Deadline September 15, 2020.

Student members of IMS are invited to submit solutions to (with subject “Student Puzzle Corner”). The names of student members who submit correct solutions, and the answer, will be published in the issue following the deadline. The Puzzle Editor is Anirban DasGupta. His decision is final.


We pose a simple problem with an element of prettiness this time. Anyone can understand the problem, as simple as it is. Suppose we simulate the values of an integer-valued random variable on a computer. We know from our empirical experience that after some time, it becomes really hard to see a new value, a number that we have not already seen in our simulation. Similarly, if we simulate an integer-valued variable that is almost a point mass, it takes a long time before we see two or more distinct values in our simulation. We want to understand these empirical experiences. So, here is our exact problem for this month:

(a) Suppose $X_1, X_2, \cdots $ are iid random variables with the PMF $P(X_1 = j) = f(j), j = 0, 1, 2, \cdots $. Let $p_n = P(X_n \,\mbox{is a new value distinct from each of}\, X_1, \cdots , X_{n-1}). $ Prove or disprove: For any mass function $f(.)$, $p_n \to 0$ as $n \to \infty $.

(b) Suppose again that $X_1, X_2, \cdots $ are iid random variables with the PMF $P(X_1 = j) = f(j), j = 0, 1, 2, \cdots $. Given $k \geq 1$, let $\tau_k = \mbox{inf}\{n: |\{X_1, X_2, \cdots , X_n\}| = k\}$; that is, $\tau _k$ is the first time that the number of distinct values in our simulation reaches the number $k$. Derive a formula for $E(\tau_2)$ and $E(\tau _3)$.

(c) Now suppose the underlying sequence is an i.i.d. Poisson sequence, that is, for some $\lambda > 0, f(j) = \frac{e^{-\lambda }\,\lambda ^j}{j!}, j = 0, 1, 2, \cdots $. Find $E(\tau_2)$.

(d) For part (c), find the limit of $P(\tau_2 = 2)$ (i) as $\lambda \to 0$, (ii) as $\lambda \to \infty $.

(e) Prove that $P(\tau_2 = 2)$ is strictly monotone in $\lambda $.


Bonus Puzzle: The Lonely Runner Conjecture

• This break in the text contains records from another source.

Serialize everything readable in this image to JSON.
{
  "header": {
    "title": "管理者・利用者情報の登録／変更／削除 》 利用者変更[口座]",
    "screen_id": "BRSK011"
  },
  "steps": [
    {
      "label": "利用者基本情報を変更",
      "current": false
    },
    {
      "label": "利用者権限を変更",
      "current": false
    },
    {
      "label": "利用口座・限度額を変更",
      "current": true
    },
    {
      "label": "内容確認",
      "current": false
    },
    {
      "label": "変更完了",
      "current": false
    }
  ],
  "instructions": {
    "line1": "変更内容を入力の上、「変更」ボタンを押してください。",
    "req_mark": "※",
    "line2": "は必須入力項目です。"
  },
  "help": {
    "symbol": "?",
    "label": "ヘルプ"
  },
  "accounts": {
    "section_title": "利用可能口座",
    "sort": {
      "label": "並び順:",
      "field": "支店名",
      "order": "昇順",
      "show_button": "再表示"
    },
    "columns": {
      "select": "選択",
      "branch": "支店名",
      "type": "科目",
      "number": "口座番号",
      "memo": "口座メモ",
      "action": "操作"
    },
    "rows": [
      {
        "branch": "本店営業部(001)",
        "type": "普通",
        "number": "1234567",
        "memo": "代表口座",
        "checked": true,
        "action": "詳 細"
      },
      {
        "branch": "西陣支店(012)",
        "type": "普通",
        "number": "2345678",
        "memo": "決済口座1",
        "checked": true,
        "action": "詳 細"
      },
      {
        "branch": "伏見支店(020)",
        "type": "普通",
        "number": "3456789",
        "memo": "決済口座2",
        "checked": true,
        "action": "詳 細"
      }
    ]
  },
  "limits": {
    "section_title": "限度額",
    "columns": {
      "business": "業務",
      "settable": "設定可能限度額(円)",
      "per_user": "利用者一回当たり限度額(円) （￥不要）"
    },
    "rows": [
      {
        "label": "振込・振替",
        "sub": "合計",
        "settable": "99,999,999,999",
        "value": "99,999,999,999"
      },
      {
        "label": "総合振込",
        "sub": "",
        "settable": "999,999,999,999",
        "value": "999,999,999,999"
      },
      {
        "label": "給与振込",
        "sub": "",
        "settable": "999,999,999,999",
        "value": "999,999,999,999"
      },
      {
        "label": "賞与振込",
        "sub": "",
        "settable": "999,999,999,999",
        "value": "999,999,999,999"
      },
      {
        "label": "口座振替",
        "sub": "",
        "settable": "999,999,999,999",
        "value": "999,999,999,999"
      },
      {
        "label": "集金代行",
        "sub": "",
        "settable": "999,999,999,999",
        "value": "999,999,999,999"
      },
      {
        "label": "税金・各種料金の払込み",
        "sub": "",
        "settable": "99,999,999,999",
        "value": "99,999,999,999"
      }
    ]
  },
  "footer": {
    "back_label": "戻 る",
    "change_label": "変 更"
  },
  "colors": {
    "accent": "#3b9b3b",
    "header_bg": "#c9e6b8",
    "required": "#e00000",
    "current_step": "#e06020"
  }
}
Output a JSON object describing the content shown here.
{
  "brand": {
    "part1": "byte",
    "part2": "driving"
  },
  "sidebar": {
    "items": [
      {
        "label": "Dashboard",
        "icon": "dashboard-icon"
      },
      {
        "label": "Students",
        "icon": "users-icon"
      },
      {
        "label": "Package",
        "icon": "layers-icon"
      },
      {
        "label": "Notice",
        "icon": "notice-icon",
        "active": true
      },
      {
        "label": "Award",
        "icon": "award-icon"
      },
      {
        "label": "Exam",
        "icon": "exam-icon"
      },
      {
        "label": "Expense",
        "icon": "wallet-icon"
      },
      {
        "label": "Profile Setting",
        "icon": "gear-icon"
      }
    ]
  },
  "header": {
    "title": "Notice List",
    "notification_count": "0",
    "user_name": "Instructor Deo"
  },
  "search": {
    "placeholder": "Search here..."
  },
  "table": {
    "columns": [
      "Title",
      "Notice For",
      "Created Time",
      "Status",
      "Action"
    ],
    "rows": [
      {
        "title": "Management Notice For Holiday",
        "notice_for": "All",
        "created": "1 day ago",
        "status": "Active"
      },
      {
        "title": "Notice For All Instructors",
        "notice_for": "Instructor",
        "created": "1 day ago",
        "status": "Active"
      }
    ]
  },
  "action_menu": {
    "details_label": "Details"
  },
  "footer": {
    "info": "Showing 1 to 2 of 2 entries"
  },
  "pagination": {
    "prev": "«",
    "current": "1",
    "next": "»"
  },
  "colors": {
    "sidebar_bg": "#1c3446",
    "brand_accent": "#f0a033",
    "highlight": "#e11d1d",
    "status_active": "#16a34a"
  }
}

An entertaining problem with many applications has $n$ runners running indefinitely around a circular track of length 1. They have distinct, constant speeds $v_1, v_2, \cdots , v_n$. They start at time $t = 0$ from the same point. At a given time $t$, runner $i$ is called a lonely runner if the nearest neighbor of $i$ is $\geq \frac{1}{n}$ distance away from $i$. The conjecture, yet unproved in its full generality, is that every runner $i$ is a lonely runner at some time $t$, depending on $i$.

Of numerous things you can try, here is one. Take speeds $v_k = X_1 + X_2 \cdots +X_k +k$, where $X_i$ are iid Poisson with mean 1. What does simulation suggest about the first time that a lonely runner is spotted, and which runner is that first lonely runner?


Solution to Puzzle 29

Contributing Editor Anirban DasGupta provides the solution to the previous problem, which was about epidemiology. He writes:

By the method of indicator variables,
$E(Y\,|X = x) = m\,\frac{\binom{k(m-1)}{x}}{\binom{km}{x}}$.
One may use the moment estimate $E(Y\,|X = x)$ as a statistical estimate for $Y$.

The conditional PMF of $Y$ is
$ P(Y = y\,|X = x) =  \frac{\binom{m}{y}}{\binom{km}{x}}
\,\times \,\left[{\binom{ky}{x}}-{\binom{y}{1}}\,{\binom{k(y-1)}{x}}
+ {\binom{y}{2}}\,{\binom{k(y-2)}{x}} – \cdots \right], $
the binomial series terminating when $k(y-i)$ becomes less than $x$. One way to see this is to just use the standard De Moivre formula for the probability that exactly $r$ of $n$ events occur.